● PROBLEM DETAILS
Return every entry below word for word and leave out any picture.

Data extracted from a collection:
*** Block opens ***
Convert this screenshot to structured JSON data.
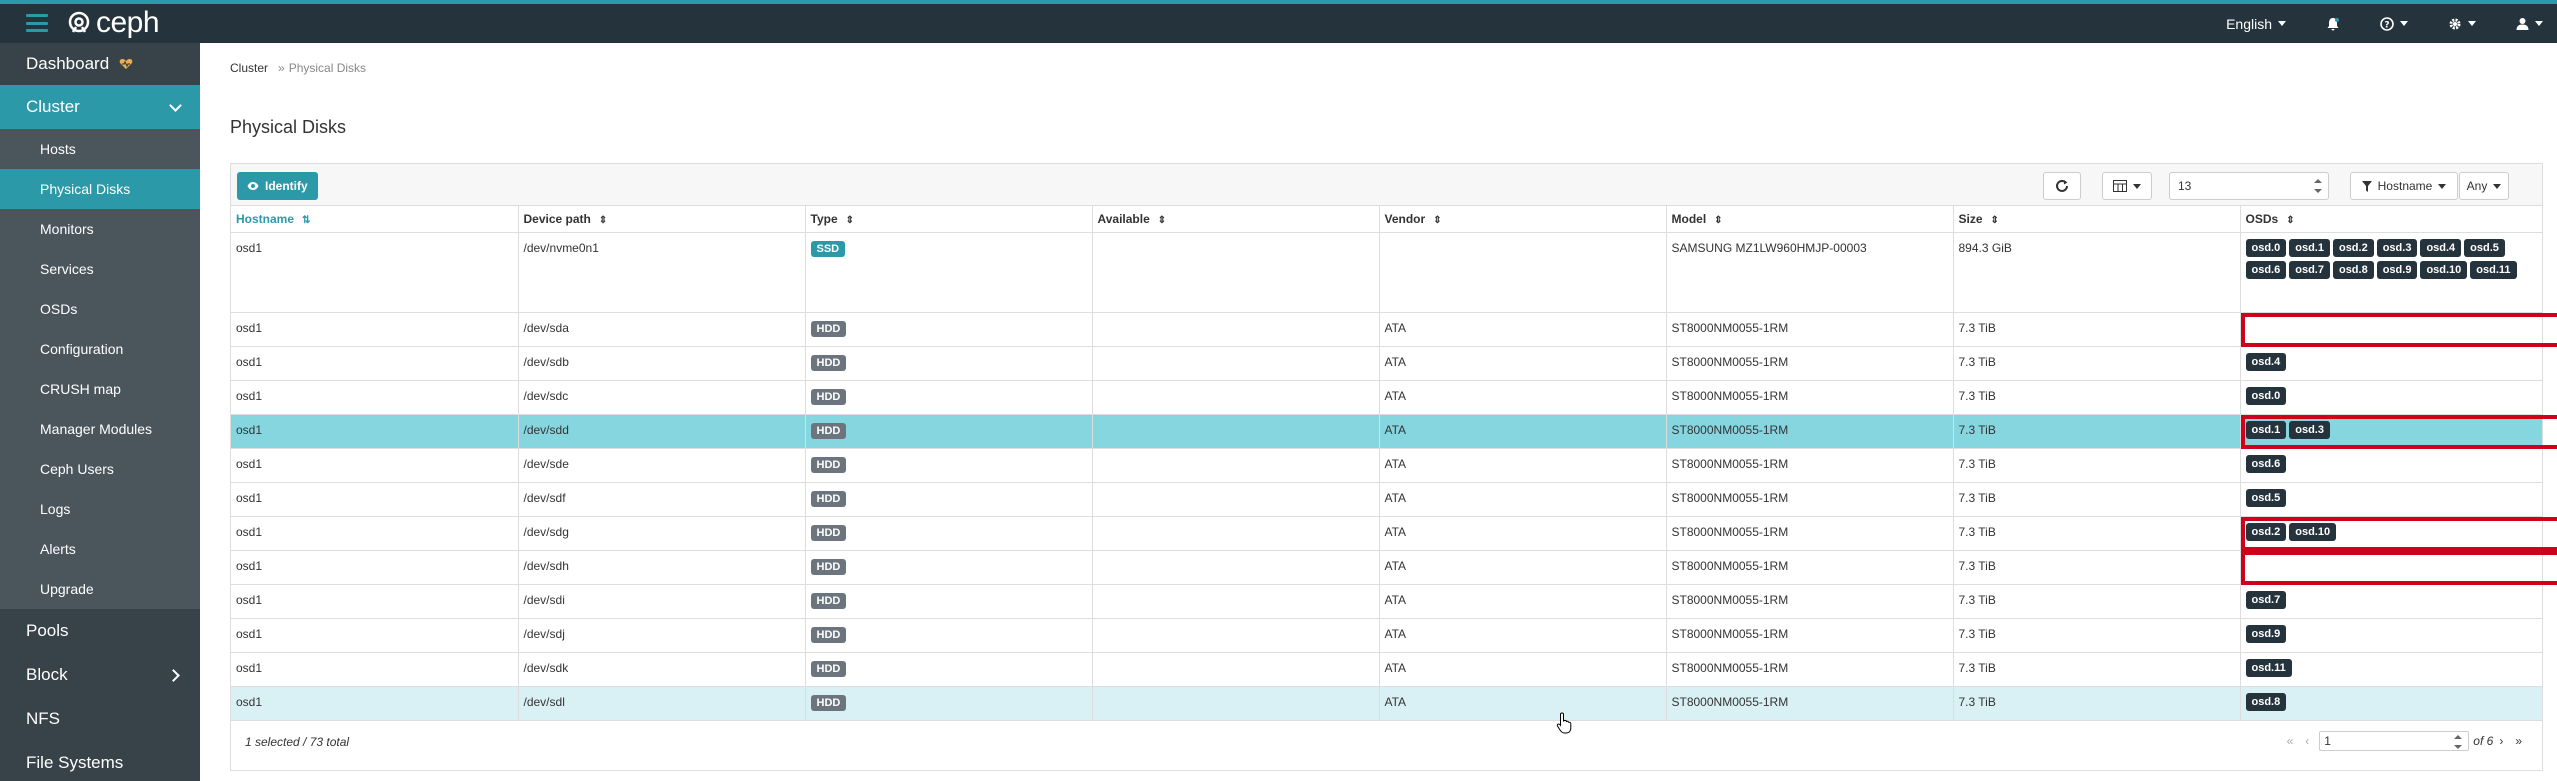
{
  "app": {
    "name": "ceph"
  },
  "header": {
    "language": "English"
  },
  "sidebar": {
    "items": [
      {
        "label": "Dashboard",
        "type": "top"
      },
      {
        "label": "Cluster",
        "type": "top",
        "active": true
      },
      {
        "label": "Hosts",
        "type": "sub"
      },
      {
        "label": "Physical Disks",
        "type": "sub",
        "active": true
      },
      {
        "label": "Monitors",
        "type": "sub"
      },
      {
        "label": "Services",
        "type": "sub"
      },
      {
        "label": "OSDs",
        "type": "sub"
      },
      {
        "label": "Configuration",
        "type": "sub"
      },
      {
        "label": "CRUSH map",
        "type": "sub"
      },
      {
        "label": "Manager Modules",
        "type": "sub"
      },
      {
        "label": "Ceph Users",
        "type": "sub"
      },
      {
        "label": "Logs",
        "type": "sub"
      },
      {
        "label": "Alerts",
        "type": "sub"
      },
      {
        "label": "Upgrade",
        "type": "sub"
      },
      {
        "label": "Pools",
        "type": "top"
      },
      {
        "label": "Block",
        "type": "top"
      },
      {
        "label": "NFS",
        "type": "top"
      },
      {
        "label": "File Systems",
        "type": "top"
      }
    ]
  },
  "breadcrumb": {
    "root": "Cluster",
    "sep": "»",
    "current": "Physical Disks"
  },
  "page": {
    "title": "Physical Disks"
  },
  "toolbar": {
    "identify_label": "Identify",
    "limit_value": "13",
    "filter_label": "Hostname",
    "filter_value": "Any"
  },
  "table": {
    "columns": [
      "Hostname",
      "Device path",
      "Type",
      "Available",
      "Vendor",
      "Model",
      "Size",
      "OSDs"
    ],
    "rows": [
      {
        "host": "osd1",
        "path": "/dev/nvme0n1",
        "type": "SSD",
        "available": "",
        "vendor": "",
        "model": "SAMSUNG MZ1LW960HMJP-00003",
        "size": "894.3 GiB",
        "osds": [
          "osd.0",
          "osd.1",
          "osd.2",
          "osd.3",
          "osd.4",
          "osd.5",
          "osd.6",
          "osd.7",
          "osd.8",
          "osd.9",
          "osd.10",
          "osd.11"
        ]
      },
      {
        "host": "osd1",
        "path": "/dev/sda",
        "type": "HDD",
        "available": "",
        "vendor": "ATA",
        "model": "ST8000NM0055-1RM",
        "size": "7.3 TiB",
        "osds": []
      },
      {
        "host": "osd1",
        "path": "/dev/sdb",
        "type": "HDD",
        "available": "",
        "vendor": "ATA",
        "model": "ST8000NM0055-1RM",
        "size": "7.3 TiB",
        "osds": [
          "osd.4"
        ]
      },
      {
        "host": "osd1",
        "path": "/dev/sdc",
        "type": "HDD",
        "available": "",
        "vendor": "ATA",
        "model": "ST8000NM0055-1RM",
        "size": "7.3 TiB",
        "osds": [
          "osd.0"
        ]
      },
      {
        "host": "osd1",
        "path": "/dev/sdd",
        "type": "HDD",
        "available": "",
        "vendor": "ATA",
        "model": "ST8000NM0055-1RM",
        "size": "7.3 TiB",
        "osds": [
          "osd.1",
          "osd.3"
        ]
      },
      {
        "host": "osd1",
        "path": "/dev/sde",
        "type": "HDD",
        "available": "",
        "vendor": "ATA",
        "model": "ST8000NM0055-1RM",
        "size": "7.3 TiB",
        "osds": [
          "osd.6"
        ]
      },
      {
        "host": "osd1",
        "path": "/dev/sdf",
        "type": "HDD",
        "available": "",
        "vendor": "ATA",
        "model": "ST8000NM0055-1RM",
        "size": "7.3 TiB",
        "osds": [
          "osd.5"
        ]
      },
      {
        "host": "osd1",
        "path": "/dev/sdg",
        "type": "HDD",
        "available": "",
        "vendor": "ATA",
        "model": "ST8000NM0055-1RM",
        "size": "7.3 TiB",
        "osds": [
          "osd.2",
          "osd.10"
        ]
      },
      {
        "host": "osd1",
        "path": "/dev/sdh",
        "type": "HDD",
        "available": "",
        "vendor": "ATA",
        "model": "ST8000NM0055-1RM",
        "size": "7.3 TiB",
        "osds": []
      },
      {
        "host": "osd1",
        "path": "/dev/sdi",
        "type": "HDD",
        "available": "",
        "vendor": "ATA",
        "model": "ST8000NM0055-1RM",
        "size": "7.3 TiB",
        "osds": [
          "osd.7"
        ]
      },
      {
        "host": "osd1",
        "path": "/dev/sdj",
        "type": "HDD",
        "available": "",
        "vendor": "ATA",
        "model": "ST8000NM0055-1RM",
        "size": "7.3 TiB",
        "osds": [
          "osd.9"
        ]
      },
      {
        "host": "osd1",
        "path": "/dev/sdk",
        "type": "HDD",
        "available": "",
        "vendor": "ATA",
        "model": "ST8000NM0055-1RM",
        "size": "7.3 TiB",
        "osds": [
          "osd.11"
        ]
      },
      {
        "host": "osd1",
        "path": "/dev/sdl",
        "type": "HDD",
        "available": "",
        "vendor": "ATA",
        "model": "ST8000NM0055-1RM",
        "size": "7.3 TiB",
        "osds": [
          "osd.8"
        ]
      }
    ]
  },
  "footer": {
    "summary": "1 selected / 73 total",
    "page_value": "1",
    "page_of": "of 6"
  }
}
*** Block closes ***
● OUTPUT OF THE EXERCISE
Convert this screenshot to structured JSON data.
{
  "app": {
    "name": "ceph"
  },
  "header": {
    "language": "English"
  },
  "sidebar": {
    "items": [
      {
        "label": "Dashboard",
        "type": "top"
      },
      {
        "label": "Cluster",
        "type": "top",
        "active": true
      },
      {
        "label": "Hosts",
        "type": "sub"
      },
      {
        "label": "Physical Disks",
        "type": "sub",
        "active": true
      },
      {
        "label": "Monitors",
        "type": "sub"
      },
      {
        "label": "Services",
        "type": "sub"
      },
      {
        "label": "OSDs",
        "type": "sub"
      },
      {
        "label": "Configuration",
        "type": "sub"
      },
      {
        "label": "CRUSH map",
        "type": "sub"
      },
      {
        "label": "Manager Modules",
        "type": "sub"
      },
      {
        "label": "Ceph Users",
        "type": "sub"
      },
      {
        "label": "Logs",
        "type": "sub"
      },
      {
        "label": "Alerts",
        "type": "sub"
      },
      {
        "label": "Upgrade",
        "type": "sub"
      },
      {
        "label": "Pools",
        "type": "top"
      },
      {
        "label": "Block",
        "type": "top"
      },
      {
        "label": "NFS",
        "type": "top"
      },
      {
        "label": "File Systems",
        "type": "top"
      }
    ]
  },
  "breadcrumb": {
    "root": "Cluster",
    "sep": "»",
    "current": "Physical Disks"
  },
  "page": {
    "title": "Physical Disks"
  },
  "toolbar": {
    "identify_label": "Identify",
    "limit_value": "13",
    "filter_label": "Hostname",
    "filter_value": "Any"
  },
  "table": {
    "columns": [
      "Hostname",
      "Device path",
      "Type",
      "Available",
      "Vendor",
      "Model",
      "Size",
      "OSDs"
    ],
    "rows": [
      {
        "host": "osd1",
        "path": "/dev/nvme0n1",
        "type": "SSD",
        "available": "",
        "vendor": "",
        "model": "SAMSUNG MZ1LW960HMJP-00003",
        "size": "894.3 GiB",
        "osds": [
          "osd.0",
          "osd.1",
          "osd.2",
          "osd.3",
          "osd.4",
          "osd.5",
          "osd.6",
          "osd.7",
          "osd.8",
          "osd.9",
          "osd.10",
          "osd.11"
        ]
      },
      {
        "host": "osd1",
        "path": "/dev/sda",
        "type": "HDD",
        "available": "",
        "vendor": "ATA",
        "model": "ST8000NM0055-1RM",
        "size": "7.3 TiB",
        "osds": []
      },
      {
        "host": "osd1",
        "path": "/dev/sdb",
        "type": "HDD",
        "available": "",
        "vendor": "ATA",
        "model": "ST8000NM0055-1RM",
        "size": "7.3 TiB",
        "osds": [
          "osd.4"
        ]
      },
      {
        "host": "osd1",
        "path": "/dev/sdc",
        "type": "HDD",
        "available": "",
        "vendor": "ATA",
        "model": "ST8000NM0055-1RM",
        "size": "7.3 TiB",
        "osds": [
          "osd.0"
        ]
      },
      {
        "host": "osd1",
        "path": "/dev/sdd",
        "type": "HDD",
        "available": "",
        "vendor": "ATA",
        "model": "ST8000NM0055-1RM",
        "size": "7.3 TiB",
        "osds": [
          "osd.1",
          "osd.3"
        ]
      },
      {
        "host": "osd1",
        "path": "/dev/sde",
        "type": "HDD",
        "available": "",
        "vendor": "ATA",
        "model": "ST8000NM0055-1RM",
        "size": "7.3 TiB",
        "osds": [
          "osd.6"
        ]
      },
      {
        "host": "osd1",
        "path": "/dev/sdf",
        "type": "HDD",
        "available": "",
        "vendor": "ATA",
        "model": "ST8000NM0055-1RM",
        "size": "7.3 TiB",
        "osds": [
          "osd.5"
        ]
      },
      {
        "host": "osd1",
        "path": "/dev/sdg",
        "type": "HDD",
        "available": "",
        "vendor": "ATA",
        "model": "ST8000NM0055-1RM",
        "size": "7.3 TiB",
        "osds": [
          "osd.2",
          "osd.10"
        ]
      },
      {
        "host": "osd1",
        "path": "/dev/sdh",
        "type": "HDD",
        "available": "",
        "vendor": "ATA",
        "model": "ST8000NM0055-1RM",
        "size": "7.3 TiB",
        "osds": []
      },
      {
        "host": "osd1",
        "path": "/dev/sdi",
        "type": "HDD",
        "available": "",
        "vendor": "ATA",
        "model": "ST8000NM0055-1RM",
        "size": "7.3 TiB",
        "osds": [
          "osd.7"
        ]
      },
      {
        "host": "osd1",
        "path": "/dev/sdj",
        "type": "HDD",
        "available": "",
        "vendor": "ATA",
        "model": "ST8000NM0055-1RM",
        "size": "7.3 TiB",
        "osds": [
          "osd.9"
        ]
      },
      {
        "host": "osd1",
        "path": "/dev/sdk",
        "type": "HDD",
        "available": "",
        "vendor": "ATA",
        "model": "ST8000NM0055-1RM",
        "size": "7.3 TiB",
        "osds": [
          "osd.11"
        ]
      },
      {
        "host": "osd1",
        "path": "/dev/sdl",
        "type": "HDD",
        "available": "",
        "vendor": "ATA",
        "model": "ST8000NM0055-1RM",
        "size": "7.3 TiB",
        "osds": [
          "osd.8"
        ]
      }
    ]
  },
  "footer": {
    "summary": "1 selected / 73 total",
    "page_value": "1",
    "page_of": "of 6"
  }
}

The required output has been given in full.